My mother used the analogy that my body was at war. She told me to pick up my sword and fight! While in isolation, I would walk miles in the hallways to pass the time. My pain was unbearable, my legs would throb in pain, but I had to fight! For breakfast, lunch, and dinner, my mom would make me a blended vegetable soup that would give me the nutrition and strength my failing body desperately needed. All I wanted was to be a kid. I wished for soda, chips, and sweets instead! Gradually, I received the first, second, and third dose of Cidofovir. Within nine months, I took thirteen doses of Cidofovir—it was a baffling miracle that I was still alive.
But the virus was still in my body, I had no immune system to fight back with, and the Cidofovir wasn’t going to cure anything. The amazing doctors at Duke Hospital presented my parents with a last resort option: an experimental transfusion of T-Cells to fight the virus on my behalf. It was genius, but it had never been done on children before at Duke Hospital. I would have been the first child to receive this experimental treatment. The risk would be that my body could reject the cells, but it was my only choice for survival.
My family and I prayed for victory. A couple days later, that victory came. My blood results came back and the virus was gone without a trace. My oncologist believes I was the first kid in the world to receive that treatment. Now, this treatment has been used to save so many lives.
On September 30, 2023, I will be celebrating fifteen years without cancer. I am so grateful to God, my family, and the amazing doctors and nurses who have helped me reach this far in my life. Now, at twenty-five years old, I am pursuing my dreams as an aspiring director, driven to equip others with strength, courage, and hope through the stories I share on screen.
I am currently writing and directing my very first animated short film titled “Unwavering.” It’s about the story of three kids facing childhood cancer. Their fear, depression, and anxiety are manifested into these nightmarish creatures that haunt them in their dreams. To strive forward they must envision and transform themselves as the heroes that their loved ones already perceive them as. When all hope is lost, what remains? The faith of a young child.
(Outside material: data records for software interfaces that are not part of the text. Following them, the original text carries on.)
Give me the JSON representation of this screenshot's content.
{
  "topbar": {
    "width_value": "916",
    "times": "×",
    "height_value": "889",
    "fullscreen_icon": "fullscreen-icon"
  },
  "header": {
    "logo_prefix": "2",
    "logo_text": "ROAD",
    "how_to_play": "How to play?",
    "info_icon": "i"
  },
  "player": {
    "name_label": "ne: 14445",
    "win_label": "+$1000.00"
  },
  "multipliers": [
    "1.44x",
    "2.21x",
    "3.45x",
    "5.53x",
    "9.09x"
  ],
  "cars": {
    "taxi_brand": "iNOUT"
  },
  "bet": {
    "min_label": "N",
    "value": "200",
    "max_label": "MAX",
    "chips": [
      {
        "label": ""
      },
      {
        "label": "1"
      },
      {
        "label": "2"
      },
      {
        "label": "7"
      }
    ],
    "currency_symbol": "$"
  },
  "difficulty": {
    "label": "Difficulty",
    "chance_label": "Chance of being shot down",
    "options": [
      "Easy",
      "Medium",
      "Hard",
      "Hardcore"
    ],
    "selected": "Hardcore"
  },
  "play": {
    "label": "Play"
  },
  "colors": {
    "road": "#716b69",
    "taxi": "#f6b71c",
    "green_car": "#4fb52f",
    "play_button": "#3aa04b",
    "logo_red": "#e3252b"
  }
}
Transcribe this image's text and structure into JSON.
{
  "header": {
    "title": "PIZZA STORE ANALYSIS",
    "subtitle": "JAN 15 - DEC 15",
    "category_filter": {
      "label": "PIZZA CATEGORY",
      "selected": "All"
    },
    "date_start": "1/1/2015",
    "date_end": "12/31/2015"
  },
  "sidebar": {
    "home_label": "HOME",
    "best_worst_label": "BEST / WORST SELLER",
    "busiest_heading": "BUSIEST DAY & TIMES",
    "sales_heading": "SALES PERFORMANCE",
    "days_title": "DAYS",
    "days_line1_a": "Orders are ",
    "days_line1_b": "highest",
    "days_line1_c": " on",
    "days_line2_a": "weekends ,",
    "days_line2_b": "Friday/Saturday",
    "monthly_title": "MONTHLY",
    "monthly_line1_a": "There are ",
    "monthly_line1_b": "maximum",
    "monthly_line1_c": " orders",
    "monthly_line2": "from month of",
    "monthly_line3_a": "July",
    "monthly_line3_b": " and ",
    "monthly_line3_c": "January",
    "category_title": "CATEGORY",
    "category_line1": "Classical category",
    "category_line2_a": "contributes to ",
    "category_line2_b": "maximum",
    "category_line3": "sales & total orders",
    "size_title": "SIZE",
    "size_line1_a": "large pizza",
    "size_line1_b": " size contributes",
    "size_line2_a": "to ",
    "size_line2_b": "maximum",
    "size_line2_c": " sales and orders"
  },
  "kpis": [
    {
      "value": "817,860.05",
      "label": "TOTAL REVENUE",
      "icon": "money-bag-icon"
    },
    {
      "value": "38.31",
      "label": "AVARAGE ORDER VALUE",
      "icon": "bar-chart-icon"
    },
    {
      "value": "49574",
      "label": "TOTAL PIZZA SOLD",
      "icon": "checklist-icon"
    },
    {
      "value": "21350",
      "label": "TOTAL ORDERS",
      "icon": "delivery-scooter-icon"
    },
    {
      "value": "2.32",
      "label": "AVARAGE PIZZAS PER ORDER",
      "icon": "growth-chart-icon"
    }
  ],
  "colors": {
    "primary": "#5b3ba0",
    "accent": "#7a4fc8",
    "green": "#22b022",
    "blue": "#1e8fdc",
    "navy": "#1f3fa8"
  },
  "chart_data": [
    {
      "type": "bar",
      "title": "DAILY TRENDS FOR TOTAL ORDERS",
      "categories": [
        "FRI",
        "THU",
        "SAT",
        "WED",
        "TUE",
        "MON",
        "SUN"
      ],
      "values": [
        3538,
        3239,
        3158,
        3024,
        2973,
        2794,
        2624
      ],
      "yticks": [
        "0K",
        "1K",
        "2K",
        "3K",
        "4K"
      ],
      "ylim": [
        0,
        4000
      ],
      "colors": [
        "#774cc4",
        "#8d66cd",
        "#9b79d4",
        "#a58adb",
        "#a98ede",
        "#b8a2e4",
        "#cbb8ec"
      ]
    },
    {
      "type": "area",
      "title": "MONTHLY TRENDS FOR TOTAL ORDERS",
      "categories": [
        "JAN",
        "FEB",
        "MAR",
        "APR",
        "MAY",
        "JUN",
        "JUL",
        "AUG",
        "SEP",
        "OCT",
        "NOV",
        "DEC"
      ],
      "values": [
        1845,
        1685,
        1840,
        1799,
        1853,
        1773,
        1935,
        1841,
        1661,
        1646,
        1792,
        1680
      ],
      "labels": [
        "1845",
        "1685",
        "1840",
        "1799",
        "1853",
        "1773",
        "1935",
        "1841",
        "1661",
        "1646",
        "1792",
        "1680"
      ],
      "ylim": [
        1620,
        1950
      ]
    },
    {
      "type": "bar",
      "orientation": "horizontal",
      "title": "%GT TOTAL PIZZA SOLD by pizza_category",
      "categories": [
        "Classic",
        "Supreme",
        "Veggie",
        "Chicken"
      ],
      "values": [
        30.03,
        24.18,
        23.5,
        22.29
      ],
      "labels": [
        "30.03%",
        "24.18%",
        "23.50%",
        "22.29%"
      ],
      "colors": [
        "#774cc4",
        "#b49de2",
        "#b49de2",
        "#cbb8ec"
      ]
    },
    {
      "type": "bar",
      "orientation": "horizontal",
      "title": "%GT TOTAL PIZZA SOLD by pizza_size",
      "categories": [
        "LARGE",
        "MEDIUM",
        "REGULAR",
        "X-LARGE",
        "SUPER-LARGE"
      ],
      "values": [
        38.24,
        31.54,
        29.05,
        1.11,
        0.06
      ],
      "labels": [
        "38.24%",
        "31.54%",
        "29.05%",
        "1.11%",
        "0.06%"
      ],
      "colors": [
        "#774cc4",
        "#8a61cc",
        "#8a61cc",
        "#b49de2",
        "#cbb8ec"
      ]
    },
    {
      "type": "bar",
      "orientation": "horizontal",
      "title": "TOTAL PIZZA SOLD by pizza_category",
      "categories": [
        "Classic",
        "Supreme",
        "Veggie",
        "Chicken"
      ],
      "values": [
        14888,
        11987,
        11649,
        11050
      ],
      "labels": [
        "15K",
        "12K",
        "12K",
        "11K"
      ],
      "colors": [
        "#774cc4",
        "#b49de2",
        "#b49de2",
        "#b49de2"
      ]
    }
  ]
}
“I want you to remember who you are. I know you may look different, I know you may feel different, but you have and always will be a hero” is what I would tell my younger self. That little boy who had to face cancer three times and all the other obstacles along that journey is my hero. These are the same words I would share with anyone who’s fighting cancer right now. You are a hero."